Video creators, blog writers, and digital marketers all intuitively know this. It’s the type of thing that gets repeated so often that the meaning is eventually muddied or lost. Why is this step forgotten so often that consultants need to emphasize and repeat it? How does a well-defined audience determine the type and style of content produced and the effectiveness of that content?
This tactic is nothing new. Perhaps that is why it’s so deeply ingrained.
“Demographics and audience definition have been important in content marketing and advertising since the beginning,” said Mary Cochran, co-founder of Launching Labs Marketing.
Cochran said that businesses sometimes define their target markets too broadly. They assume that everyone needs their product. This false presumption can interfere with an effective strategy. It takes time, money, and bandwidth to research and define a market, but these investments pay off in the long run.
Modern digital tools allow for very specific targeting. However, if marketers hope to use these tools in a cost-effective manner, they should have a clear picture of the relevant demographic beforehand. It’s not just about the dollars and cents. A well-defined audience directly impacts a campaign’s creative messaging.
Cochran explained, “When creatives use ‘personas,’ it adds life to the content. The buyer can identify with the product and it gets their attention.”
She mentioned that web users are sometimes baffled when they encounter bad or irrelevant marketing. Cochran said, “Have you ever thought, ‘Who opens this?’ It might’ve been a miss on identifying the audience.”
Alison Werning, co-founder at Launching Labs, expanded on the concept of buyer personas.
“It is important to know who you want to market to before you jump in and create a logo, website or packaging,” she said.
Providing an example, Werning continued, “If you simply say, ‘Anyone who is thirsty will buy my beer,’ the messaging will likely fall flat. However, if you define your psychographics to, say, young men who are trout fisherman, run a half marathon every year and like to find new experiences, you will have a clear idea for your brand design.”
This specificity could shape a variety of efforts on the digital marketing front.
Werning said, “Brands like New Belgium and Blue Moon fit this mold and have packaging that goes along with this persona. Everything they do addresses and engages this audience. The visual is attractive, they sponsor appropriate events, and their digital accounts are edgy and fun, instead of elegant or staid.”
Marton Varo, CEO and executive producer at Brandefy, has also reaped the benefits of a well-defined audience. Varo creates TV commercials, promotional web videos, and keyword-optimized content for a variety of clients.

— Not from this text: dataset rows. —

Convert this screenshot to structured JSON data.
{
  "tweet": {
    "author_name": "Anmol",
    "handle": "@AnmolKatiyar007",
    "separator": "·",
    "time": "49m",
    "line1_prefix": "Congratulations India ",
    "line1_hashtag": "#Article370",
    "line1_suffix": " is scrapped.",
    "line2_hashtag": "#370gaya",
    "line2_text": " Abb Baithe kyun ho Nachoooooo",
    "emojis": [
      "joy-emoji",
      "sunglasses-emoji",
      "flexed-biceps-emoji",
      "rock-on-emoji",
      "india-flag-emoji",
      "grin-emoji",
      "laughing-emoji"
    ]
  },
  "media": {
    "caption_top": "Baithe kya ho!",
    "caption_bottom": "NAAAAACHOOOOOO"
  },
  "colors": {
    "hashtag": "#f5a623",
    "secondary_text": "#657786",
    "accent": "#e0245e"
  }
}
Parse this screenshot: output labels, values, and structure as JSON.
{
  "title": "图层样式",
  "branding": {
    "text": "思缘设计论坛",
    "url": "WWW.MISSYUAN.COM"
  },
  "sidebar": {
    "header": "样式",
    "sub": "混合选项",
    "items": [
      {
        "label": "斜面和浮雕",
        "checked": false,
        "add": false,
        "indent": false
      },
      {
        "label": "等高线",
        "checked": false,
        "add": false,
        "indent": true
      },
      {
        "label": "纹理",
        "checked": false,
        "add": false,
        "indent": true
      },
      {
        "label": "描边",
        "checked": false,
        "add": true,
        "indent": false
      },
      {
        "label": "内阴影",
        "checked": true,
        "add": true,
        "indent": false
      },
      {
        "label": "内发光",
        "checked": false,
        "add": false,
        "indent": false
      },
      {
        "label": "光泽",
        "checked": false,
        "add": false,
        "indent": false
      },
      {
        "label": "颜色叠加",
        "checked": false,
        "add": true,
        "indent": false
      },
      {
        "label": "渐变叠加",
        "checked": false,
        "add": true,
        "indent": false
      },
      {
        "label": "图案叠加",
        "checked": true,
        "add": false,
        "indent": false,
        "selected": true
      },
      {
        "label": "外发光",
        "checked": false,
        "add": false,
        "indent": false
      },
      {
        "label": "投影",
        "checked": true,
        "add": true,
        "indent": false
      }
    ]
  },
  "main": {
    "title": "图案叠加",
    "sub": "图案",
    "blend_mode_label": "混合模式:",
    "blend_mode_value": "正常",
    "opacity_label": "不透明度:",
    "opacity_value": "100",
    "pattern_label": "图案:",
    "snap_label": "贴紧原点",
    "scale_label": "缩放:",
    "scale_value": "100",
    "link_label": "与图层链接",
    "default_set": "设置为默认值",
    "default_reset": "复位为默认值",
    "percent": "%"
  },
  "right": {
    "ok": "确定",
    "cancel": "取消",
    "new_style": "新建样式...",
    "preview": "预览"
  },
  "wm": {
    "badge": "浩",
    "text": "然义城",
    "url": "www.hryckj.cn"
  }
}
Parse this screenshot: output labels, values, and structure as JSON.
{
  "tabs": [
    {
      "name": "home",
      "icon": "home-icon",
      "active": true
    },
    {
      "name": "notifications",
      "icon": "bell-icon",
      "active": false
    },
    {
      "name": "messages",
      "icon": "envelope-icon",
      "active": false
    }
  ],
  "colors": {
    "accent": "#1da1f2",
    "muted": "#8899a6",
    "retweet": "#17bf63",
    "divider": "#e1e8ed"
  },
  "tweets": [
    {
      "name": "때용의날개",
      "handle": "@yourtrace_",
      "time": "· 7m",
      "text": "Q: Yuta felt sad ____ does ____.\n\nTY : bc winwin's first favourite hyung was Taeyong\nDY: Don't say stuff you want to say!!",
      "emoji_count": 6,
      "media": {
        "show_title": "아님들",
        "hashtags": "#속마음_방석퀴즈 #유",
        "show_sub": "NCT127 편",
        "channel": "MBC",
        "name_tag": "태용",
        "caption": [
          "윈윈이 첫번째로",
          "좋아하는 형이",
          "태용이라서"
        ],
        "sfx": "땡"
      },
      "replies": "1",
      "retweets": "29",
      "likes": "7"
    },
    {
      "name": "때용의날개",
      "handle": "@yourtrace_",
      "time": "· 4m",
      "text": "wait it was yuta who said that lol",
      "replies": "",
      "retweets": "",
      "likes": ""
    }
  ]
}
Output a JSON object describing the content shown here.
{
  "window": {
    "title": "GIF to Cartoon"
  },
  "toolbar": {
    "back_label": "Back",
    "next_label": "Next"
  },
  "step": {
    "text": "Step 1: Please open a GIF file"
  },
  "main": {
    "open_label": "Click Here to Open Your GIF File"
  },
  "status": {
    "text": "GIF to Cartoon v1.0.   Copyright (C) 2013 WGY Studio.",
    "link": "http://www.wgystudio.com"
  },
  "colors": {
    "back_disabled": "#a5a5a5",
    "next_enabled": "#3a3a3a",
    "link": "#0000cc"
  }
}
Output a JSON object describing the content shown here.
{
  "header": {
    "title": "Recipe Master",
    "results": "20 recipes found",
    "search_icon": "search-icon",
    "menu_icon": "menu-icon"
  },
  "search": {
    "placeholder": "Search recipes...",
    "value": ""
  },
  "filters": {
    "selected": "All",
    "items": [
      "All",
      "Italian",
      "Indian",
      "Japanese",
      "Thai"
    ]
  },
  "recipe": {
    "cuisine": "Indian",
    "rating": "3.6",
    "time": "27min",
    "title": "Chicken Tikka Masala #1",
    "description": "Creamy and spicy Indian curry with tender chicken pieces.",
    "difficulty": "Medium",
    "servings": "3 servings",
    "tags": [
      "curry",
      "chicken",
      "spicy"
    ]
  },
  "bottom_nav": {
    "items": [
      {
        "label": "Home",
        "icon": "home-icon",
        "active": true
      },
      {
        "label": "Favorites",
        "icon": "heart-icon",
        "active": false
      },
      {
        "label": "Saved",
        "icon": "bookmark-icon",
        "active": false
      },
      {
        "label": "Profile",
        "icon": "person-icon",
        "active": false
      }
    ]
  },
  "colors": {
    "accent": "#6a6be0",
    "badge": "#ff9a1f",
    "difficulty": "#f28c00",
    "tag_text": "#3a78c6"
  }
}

Varo said that entrepreneurs sometimes can’t see the forest for the trees. “When you’re an entrepreneur or the core driving force behind a company or product, when it’s ‘your baby’ in question, you may often lose perspective,” he explained.
According to Varo, businesses should acknowledge that they can’t please everyone all the time and try to exercise objective judgment.
He explained, “When you’re as close to something as an entrepreneur is to their ‘baby,’ it’s very easy to make assumptions based on emotions — thinking everyone will love your product as much as you do — rather than taking a step back and exercising an objective, critical assessment of who your audience truly is, perhaps even bringing data and analysis into the decision-making process.”
Digital marketers shouldn’t pass up on the tremendous ability to create hyper-targeted and well-strategized messaging. Specificity informs tone, style, and strategy.
Varo concluded, “When you know who you’re talking to, it’s much easier to devise a plan of action on how to talk to them.”